B. I pull the harness tight over her snowsuit. She looks just like a mini sausage!
C. I dress her warmly, buckle her in, and then cover her up with some fuzzy blankets.
If you picked C, you're hot stuff! "Collisions compress everything, even bulky outerwear," explains Stephanie Tombrello, executive director of SafetyBeltSafe USA. "If your baby's harness is loose, she could be ejected from her seat." Remember: Snap, then wrap.
5. I know I installed my car seat correctly because...
A. I read the manual three times.
B. It barely budges when I shake it. And I've really tried to jiggle it.
C. I had it checked by a registered safety professional. It passed!
You can drive with confidence if you chose C. "The best way to ensure proper installation of a car seat is to visit an inspection site staffed by nationally certified technicians," Walker says. The check is free. To find a site near you, visit SeatCheck.org. For a video on installing your seat, go to americanbaby.com/safe-mama.
Originally published in American Baby magazine in October 2011. Updated in May 2014.
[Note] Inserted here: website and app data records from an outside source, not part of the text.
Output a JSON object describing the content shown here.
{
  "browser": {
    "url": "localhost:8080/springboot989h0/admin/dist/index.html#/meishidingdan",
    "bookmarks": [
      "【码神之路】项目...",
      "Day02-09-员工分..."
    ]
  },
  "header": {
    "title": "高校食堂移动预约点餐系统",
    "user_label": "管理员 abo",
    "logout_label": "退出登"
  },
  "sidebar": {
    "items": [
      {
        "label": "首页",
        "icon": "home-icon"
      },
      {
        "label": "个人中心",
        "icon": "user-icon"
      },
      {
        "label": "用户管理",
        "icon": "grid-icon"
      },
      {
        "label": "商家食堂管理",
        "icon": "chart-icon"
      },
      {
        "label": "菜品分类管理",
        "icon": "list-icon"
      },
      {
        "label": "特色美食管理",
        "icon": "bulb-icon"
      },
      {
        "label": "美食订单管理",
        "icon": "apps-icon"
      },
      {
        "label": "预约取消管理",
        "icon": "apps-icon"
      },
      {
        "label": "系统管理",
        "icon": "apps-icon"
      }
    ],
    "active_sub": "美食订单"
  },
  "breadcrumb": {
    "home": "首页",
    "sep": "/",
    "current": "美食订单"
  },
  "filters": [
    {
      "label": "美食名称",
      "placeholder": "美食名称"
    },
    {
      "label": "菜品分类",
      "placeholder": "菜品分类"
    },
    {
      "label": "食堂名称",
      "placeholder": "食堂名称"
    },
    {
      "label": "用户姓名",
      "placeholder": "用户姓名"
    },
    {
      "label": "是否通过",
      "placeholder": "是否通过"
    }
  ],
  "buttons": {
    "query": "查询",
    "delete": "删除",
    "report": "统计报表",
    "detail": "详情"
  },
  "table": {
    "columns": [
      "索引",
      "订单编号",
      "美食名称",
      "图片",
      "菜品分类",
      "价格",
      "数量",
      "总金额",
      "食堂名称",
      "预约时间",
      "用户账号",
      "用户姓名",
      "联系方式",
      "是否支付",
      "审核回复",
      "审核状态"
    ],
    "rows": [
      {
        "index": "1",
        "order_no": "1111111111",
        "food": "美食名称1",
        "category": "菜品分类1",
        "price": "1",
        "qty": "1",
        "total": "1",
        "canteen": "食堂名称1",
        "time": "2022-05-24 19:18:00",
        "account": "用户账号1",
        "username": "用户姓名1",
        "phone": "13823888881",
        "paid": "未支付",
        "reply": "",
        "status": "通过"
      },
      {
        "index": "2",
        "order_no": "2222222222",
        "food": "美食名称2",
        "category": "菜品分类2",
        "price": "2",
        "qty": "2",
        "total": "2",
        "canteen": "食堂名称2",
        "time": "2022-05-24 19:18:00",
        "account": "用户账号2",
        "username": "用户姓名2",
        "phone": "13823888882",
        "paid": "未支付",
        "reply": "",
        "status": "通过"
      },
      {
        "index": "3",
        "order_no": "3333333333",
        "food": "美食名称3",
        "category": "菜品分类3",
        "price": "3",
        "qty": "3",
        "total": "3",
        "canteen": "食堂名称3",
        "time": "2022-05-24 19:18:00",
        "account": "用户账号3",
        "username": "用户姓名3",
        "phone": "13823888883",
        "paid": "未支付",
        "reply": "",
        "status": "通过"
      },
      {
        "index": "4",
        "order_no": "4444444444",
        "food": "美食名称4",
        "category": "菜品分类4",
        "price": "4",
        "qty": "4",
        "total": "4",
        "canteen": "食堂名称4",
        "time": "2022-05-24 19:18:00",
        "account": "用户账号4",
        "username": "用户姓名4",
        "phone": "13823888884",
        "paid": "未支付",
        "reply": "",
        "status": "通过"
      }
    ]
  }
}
All content on this Web site, including medical opinion and any other health-related information, is for informational purposes only and should not be considered to be a specific diagnosis or treatment plan for any individual situation. Use of this site and the information contained herein does not create a doctor-patient relationship. Always seek the direct advice of your own doctor in connection with any questions or issues you may have regarding your own health or the health of others.